Despite my criticisms of MongoDB, I welcome Eliot Horowitz, Heather Meeker (the law firm lawyer who drafted MongoDB's new license and the Commons Clause), or anyone else who was involved in the creation of MongoDB's new license to submit a talk. Conservancy will be announcing soon the independent group of copyleft experts (and critics!) who will make up the Program Committee and will independently evaluate the submissions. Even if a talk is rejected, I welcome rejected proposers to attend and speak about their views in the hallway track and the breakout sessions.
One of the most important principles in copyleft policy that our community has learned is that commercial, non-commercial, and hobbyist activity3 should have equal footing with regard to rights assured by the copyleft licenses themselves. There is no debate about that; we all agree that copyleft codebases become meeting places for hobbyists, companies, charities, and trade associations to work together toward common goals and in harmony and software freedom.

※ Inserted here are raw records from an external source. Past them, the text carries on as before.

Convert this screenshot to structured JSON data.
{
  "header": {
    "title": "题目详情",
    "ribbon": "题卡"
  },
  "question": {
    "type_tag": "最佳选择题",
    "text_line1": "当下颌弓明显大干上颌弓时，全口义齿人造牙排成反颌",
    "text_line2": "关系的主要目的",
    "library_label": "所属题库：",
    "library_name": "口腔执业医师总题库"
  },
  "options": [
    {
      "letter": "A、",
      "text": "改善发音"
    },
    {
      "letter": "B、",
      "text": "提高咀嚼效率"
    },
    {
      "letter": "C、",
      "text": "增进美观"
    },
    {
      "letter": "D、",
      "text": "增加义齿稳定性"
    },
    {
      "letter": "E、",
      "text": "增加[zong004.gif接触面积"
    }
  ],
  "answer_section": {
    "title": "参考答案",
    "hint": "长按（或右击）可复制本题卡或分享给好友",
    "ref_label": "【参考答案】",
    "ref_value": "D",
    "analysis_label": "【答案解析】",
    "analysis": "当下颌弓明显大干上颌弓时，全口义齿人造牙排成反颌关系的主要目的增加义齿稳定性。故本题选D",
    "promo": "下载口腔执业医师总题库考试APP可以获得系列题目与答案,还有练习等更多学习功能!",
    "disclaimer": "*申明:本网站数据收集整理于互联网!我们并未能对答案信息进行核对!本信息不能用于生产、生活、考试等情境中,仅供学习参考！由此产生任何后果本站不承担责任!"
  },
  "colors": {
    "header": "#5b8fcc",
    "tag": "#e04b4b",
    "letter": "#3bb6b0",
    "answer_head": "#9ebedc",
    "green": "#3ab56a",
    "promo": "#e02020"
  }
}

With this blog post, I call on everyone to continue on the long road to applying that same principle to the meta-level of how these licenses are drafted and how they are enforced. While we have done some work recently on the latter, not enough has been done on the former. MongoDB's actions today give us an opportunity to begin that work anew.
0 While Conservancy does not draft any main FOSS license texts, Conservancy does help with the drafting of additional permissions upon the request of our member projects. Note that additional permissions (sometimes called license exceptions) grant permission to engage in activities that the main license would otherwise prohibit. As such, by default, additional permissions can only make a copyleft license weaker, never stronger.
1, 3 I originally had “individual actors” here instead of “hobbyist activity”, and additionally had expressed poorly the idea of welcoming individuals representing all types of entities to the discussion. The miscommunication in my earlier text gave one person the wrong impression that I believe the rights of companies should be equal to the rights of individuals. I fundamentally believe that companies and organizations should not have rights of personhood and I've updated the text in an effort to avoid such confusions.
Conservancy Visiting the US South — Twice in October!
byon October 4, 2018
Both Bradley and Deb will be in Raleigh, NC for All Things Open. Our Distinguished Technologist, Bradley M. Kuhn will be presenting an “Introduction to Copyleft and the GPL” on October 22nd at 4:15 PM. This talk is great for both beginners and enthusiasts!
Join us for a Conservancy supporters “pub night” on October 22nd at 7pm in Raleigh. We'll be at Flying Saucer, located at 328 West Morgan Street. Expect snacks, friends and as always some interesting software freedom licensing chat!
We'll also be in the Expo Hall all day on Monday and Tuesday, so swing by with your praise, your questions and desire for stickers. We could use a few friendly booth volunteers to share the free software love at ATO, if that sounds like you, please get in touch!
The following week, you'll be able to catch our Director of Community Operations, Deb Nicholson, at LISA in Nashville, Tenessee. Deb starts off the conference on Tuesday, October 30th, at 9 AM with a keynote titled, “Make It Official: In Praise of Official Programs for Diversity & Inclusion” where she'll talk about how leadership and funding can positively impact your diversity efforts. You can also catch us in the Expo Hall on Monday afternoon or Tuesday at midday — please let us know if you can help us with the booth at LISA!